---------- Extracted records
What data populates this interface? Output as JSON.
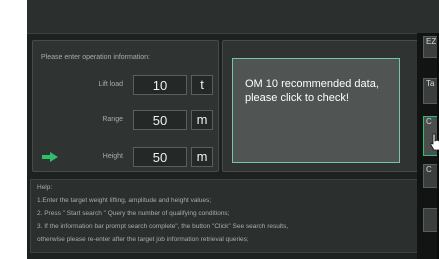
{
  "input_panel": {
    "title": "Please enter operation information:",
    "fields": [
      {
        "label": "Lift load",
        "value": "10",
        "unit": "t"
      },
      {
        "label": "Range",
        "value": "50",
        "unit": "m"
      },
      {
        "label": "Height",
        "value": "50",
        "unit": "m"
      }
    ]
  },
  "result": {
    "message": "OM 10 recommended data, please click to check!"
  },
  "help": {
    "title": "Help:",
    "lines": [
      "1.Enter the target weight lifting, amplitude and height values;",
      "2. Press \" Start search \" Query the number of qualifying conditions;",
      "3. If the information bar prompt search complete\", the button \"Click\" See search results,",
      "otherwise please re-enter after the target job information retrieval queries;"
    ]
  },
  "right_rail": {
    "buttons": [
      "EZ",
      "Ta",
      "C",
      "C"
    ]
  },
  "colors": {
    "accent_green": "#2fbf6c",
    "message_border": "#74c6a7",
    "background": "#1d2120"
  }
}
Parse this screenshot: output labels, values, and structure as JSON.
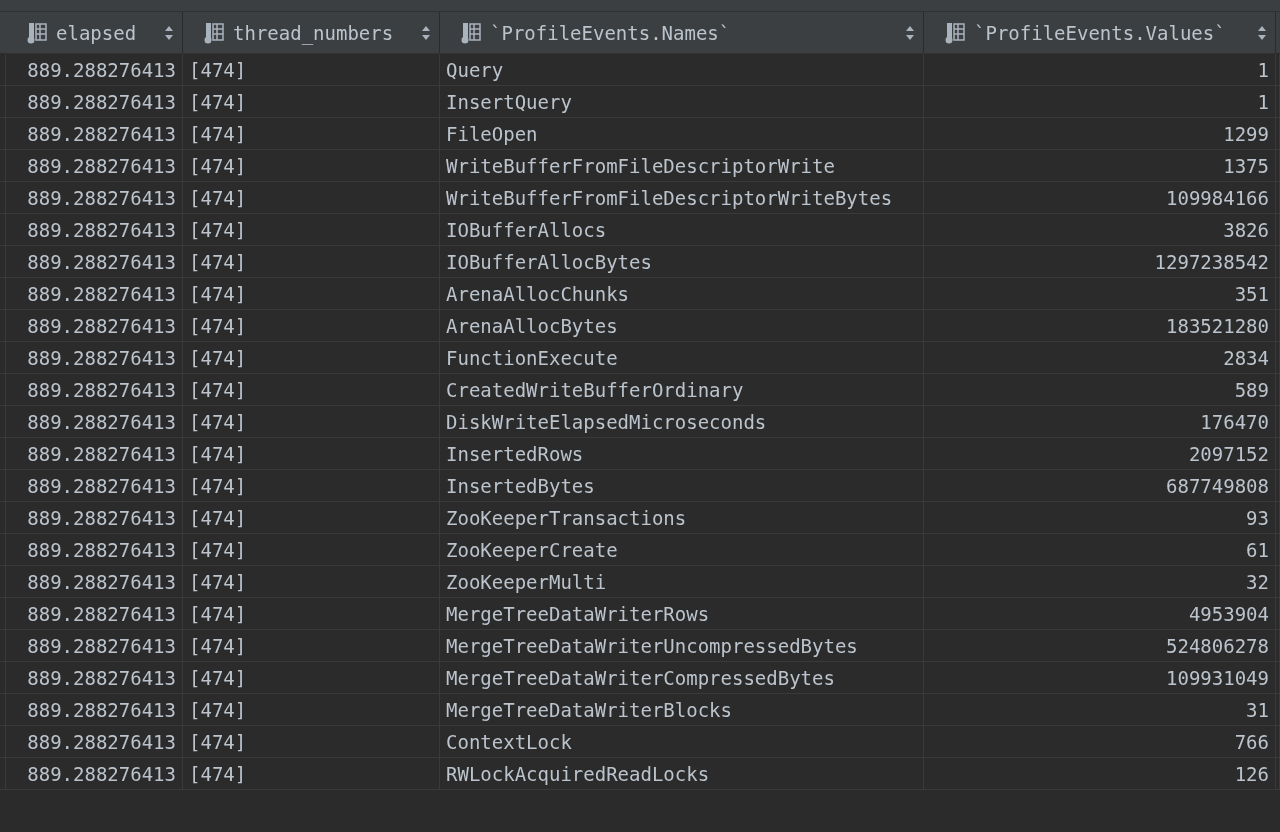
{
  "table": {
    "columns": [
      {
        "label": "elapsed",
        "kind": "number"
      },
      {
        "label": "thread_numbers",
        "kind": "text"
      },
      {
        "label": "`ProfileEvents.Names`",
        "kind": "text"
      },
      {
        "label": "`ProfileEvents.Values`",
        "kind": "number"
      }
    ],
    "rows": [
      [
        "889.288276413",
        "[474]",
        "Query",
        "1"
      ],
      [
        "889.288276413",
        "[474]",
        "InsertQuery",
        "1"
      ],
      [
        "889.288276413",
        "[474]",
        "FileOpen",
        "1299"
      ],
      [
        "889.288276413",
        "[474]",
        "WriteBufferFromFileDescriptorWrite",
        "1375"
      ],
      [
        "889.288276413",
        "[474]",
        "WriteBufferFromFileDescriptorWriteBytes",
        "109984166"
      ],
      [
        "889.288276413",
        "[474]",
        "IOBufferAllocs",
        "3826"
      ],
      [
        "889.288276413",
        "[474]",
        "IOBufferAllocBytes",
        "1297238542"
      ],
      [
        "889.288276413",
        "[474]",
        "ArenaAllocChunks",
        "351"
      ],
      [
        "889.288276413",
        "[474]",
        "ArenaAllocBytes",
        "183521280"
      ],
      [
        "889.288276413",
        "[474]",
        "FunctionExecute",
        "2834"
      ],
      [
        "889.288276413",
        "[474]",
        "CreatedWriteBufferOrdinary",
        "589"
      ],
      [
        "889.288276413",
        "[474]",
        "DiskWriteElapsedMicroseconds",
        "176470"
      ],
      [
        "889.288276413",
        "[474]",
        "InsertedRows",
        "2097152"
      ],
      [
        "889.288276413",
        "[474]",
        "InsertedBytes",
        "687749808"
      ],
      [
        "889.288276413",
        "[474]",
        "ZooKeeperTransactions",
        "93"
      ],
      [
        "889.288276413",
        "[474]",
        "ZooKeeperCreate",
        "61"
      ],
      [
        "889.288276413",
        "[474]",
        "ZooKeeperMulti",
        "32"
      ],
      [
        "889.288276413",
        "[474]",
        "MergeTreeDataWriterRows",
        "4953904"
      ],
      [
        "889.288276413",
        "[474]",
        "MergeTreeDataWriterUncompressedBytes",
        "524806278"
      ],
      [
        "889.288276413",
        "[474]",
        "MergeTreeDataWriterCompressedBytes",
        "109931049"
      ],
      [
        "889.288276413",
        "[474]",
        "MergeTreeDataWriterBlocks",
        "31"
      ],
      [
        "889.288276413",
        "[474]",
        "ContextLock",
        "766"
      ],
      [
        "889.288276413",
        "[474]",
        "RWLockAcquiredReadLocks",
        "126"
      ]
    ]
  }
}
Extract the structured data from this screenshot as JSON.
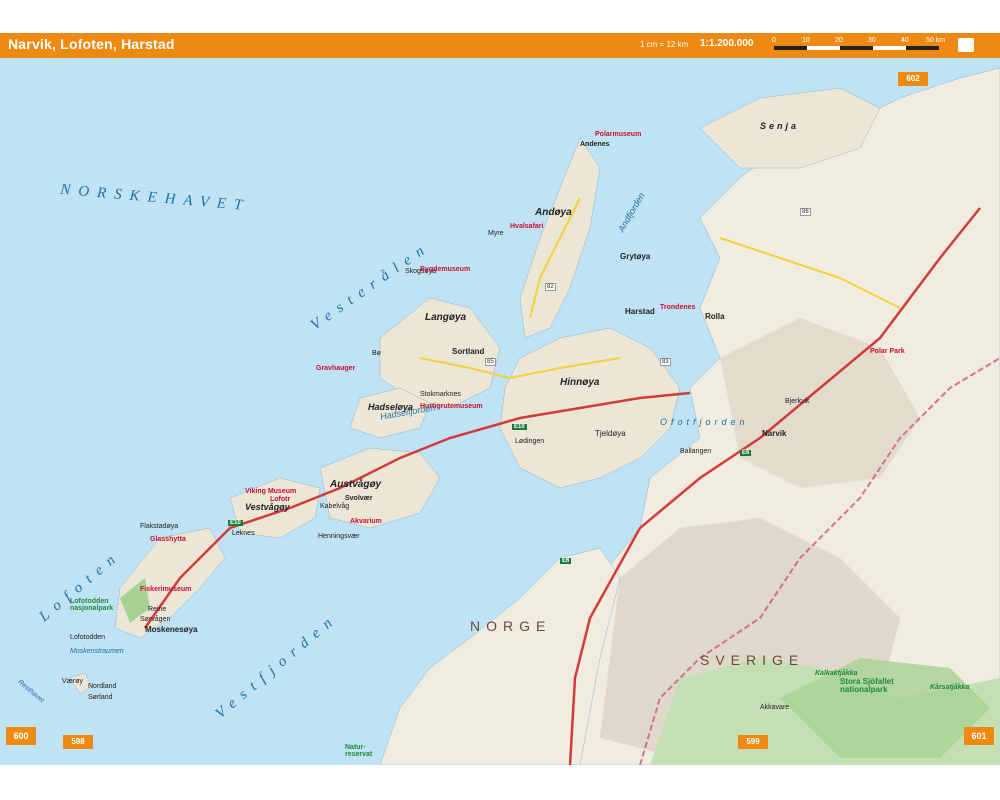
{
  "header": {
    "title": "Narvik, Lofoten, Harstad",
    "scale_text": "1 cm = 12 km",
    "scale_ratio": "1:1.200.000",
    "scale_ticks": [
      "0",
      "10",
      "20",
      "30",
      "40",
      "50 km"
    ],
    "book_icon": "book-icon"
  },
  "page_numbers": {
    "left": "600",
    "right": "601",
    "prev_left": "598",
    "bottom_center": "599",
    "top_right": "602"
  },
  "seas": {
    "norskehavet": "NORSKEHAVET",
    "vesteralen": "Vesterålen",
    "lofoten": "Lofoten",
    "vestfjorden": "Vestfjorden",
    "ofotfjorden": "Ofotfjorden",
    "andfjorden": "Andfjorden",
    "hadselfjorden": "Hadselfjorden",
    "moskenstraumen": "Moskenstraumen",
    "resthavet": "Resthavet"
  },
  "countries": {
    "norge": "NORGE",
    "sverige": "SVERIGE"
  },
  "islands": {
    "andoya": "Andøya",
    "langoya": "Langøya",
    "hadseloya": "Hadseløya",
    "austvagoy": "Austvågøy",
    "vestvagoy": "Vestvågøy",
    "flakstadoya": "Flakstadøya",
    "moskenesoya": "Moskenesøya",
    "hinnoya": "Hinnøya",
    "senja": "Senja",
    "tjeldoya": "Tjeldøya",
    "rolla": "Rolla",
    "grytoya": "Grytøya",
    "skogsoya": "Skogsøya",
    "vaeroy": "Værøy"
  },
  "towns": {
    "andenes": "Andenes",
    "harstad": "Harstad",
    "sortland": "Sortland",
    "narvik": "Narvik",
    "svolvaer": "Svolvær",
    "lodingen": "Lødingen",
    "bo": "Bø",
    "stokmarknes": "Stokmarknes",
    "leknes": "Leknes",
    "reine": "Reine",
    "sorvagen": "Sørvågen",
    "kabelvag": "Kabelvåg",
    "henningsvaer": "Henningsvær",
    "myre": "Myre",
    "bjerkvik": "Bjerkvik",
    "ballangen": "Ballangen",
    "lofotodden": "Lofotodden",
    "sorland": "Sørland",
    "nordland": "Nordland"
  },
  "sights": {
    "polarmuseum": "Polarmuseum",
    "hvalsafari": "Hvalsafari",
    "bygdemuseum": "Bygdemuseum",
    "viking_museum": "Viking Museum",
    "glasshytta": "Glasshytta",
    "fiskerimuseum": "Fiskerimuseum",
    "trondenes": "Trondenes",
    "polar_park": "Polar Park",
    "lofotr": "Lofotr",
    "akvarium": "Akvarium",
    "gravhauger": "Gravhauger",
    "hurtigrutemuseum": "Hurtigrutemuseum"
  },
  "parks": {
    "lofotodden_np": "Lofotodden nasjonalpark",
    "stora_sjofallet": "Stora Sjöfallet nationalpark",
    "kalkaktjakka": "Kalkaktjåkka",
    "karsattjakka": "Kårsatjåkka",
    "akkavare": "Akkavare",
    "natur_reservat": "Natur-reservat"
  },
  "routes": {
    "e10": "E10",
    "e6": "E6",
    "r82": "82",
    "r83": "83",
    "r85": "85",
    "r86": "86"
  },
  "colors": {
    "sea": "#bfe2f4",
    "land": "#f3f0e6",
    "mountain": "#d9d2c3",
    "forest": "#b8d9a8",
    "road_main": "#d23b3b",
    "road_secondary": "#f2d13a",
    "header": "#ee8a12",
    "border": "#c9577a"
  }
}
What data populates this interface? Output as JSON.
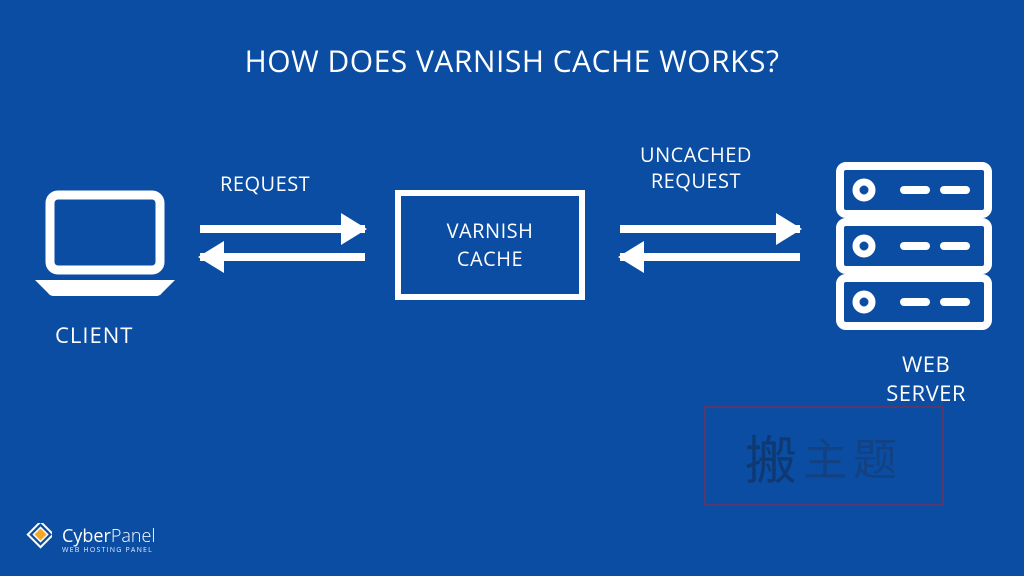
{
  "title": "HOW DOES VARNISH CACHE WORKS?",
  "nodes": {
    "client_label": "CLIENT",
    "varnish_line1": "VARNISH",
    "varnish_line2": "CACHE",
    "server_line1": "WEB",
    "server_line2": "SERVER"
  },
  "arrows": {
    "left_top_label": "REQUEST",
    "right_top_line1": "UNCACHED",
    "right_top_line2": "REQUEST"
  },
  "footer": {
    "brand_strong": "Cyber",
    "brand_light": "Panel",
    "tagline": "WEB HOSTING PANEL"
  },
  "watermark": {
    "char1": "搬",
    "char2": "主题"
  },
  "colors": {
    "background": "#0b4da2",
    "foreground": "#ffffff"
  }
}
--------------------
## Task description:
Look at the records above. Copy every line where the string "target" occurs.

## Answer box:
      "1.Enter the target weight lifting, amplitude and height values;",
      "otherwise please re-enter after the target job information retrieval queries;"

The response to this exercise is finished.